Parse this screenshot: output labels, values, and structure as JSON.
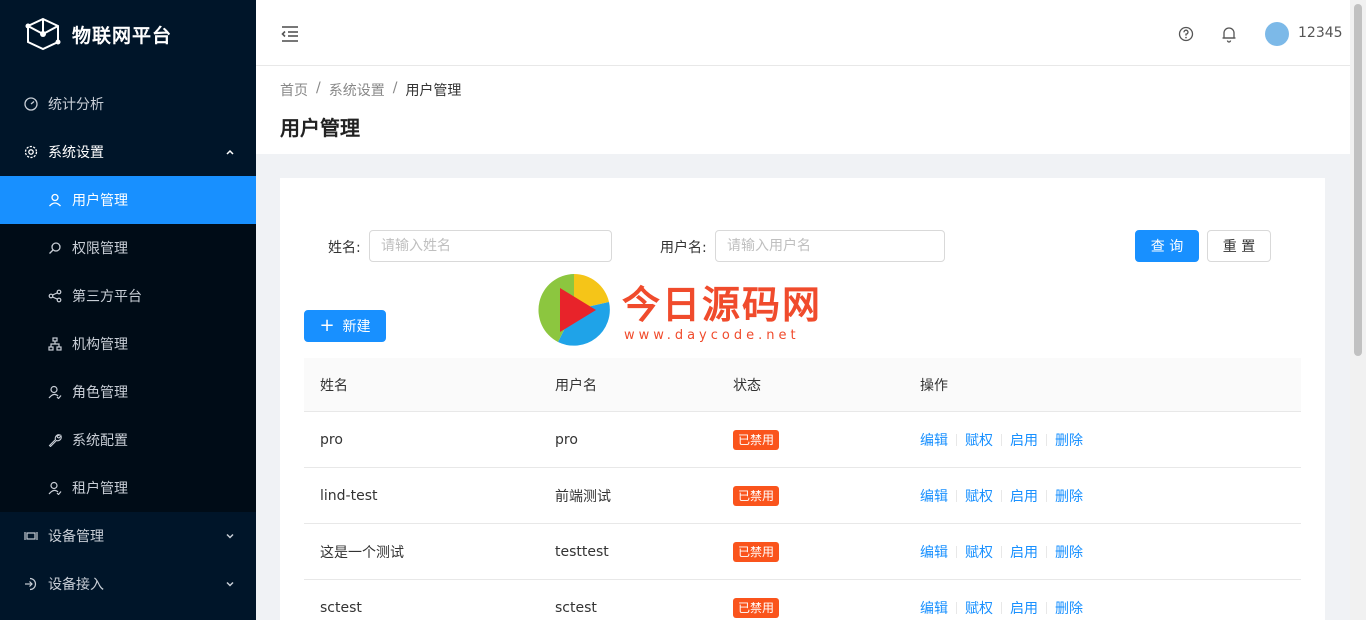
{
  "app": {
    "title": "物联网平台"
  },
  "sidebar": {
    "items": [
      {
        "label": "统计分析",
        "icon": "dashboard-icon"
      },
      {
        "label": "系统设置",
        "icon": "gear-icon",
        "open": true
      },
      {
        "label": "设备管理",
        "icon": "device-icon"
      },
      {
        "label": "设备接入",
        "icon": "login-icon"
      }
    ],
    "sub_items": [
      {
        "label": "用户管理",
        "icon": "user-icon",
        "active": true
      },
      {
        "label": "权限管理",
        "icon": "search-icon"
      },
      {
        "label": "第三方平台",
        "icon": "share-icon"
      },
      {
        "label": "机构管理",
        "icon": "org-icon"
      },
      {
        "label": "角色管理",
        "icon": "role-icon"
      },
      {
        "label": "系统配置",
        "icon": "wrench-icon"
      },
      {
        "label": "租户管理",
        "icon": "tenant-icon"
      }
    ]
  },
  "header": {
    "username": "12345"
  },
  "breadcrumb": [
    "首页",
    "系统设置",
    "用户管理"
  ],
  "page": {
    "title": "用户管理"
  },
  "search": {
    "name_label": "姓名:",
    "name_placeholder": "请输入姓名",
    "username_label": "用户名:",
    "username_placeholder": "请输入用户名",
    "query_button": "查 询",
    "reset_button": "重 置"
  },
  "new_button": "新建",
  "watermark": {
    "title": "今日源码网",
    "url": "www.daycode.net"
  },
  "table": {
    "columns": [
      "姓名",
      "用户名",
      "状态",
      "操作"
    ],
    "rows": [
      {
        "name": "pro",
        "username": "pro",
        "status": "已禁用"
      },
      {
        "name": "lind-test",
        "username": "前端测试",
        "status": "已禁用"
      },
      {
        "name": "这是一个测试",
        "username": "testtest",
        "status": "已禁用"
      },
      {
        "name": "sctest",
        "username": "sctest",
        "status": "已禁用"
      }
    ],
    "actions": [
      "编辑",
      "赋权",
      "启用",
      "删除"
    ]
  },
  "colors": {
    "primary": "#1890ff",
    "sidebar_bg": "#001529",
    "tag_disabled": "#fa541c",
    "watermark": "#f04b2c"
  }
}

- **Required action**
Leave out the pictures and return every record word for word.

- **Solution to this task**
Parse this screenshot: output labels, values, and structure as JSON.
{
  "app": {
    "title": "物联网平台"
  },
  "sidebar": {
    "items": [
      {
        "label": "统计分析",
        "icon": "dashboard-icon"
      },
      {
        "label": "系统设置",
        "icon": "gear-icon",
        "open": true
      },
      {
        "label": "设备管理",
        "icon": "device-icon"
      },
      {
        "label": "设备接入",
        "icon": "login-icon"
      }
    ],
    "sub_items": [
      {
        "label": "用户管理",
        "icon": "user-icon",
        "active": true
      },
      {
        "label": "权限管理",
        "icon": "search-icon"
      },
      {
        "label": "第三方平台",
        "icon": "share-icon"
      },
      {
        "label": "机构管理",
        "icon": "org-icon"
      },
      {
        "label": "角色管理",
        "icon": "role-icon"
      },
      {
        "label": "系统配置",
        "icon": "wrench-icon"
      },
      {
        "label": "租户管理",
        "icon": "tenant-icon"
      }
    ]
  },
  "header": {
    "username": "12345"
  },
  "breadcrumb": [
    "首页",
    "系统设置",
    "用户管理"
  ],
  "page": {
    "title": "用户管理"
  },
  "search": {
    "name_label": "姓名:",
    "name_placeholder": "请输入姓名",
    "username_label": "用户名:",
    "username_placeholder": "请输入用户名",
    "query_button": "查 询",
    "reset_button": "重 置"
  },
  "new_button": "新建",
  "watermark": {
    "title": "今日源码网",
    "url": "www.daycode.net"
  },
  "table": {
    "columns": [
      "姓名",
      "用户名",
      "状态",
      "操作"
    ],
    "rows": [
      {
        "name": "pro",
        "username": "pro",
        "status": "已禁用"
      },
      {
        "name": "lind-test",
        "username": "前端测试",
        "status": "已禁用"
      },
      {
        "name": "这是一个测试",
        "username": "testtest",
        "status": "已禁用"
      },
      {
        "name": "sctest",
        "username": "sctest",
        "status": "已禁用"
      }
    ],
    "actions": [
      "编辑",
      "赋权",
      "启用",
      "删除"
    ]
  },
  "colors": {
    "primary": "#1890ff",
    "sidebar_bg": "#001529",
    "tag_disabled": "#fa541c",
    "watermark": "#f04b2c"
  }
}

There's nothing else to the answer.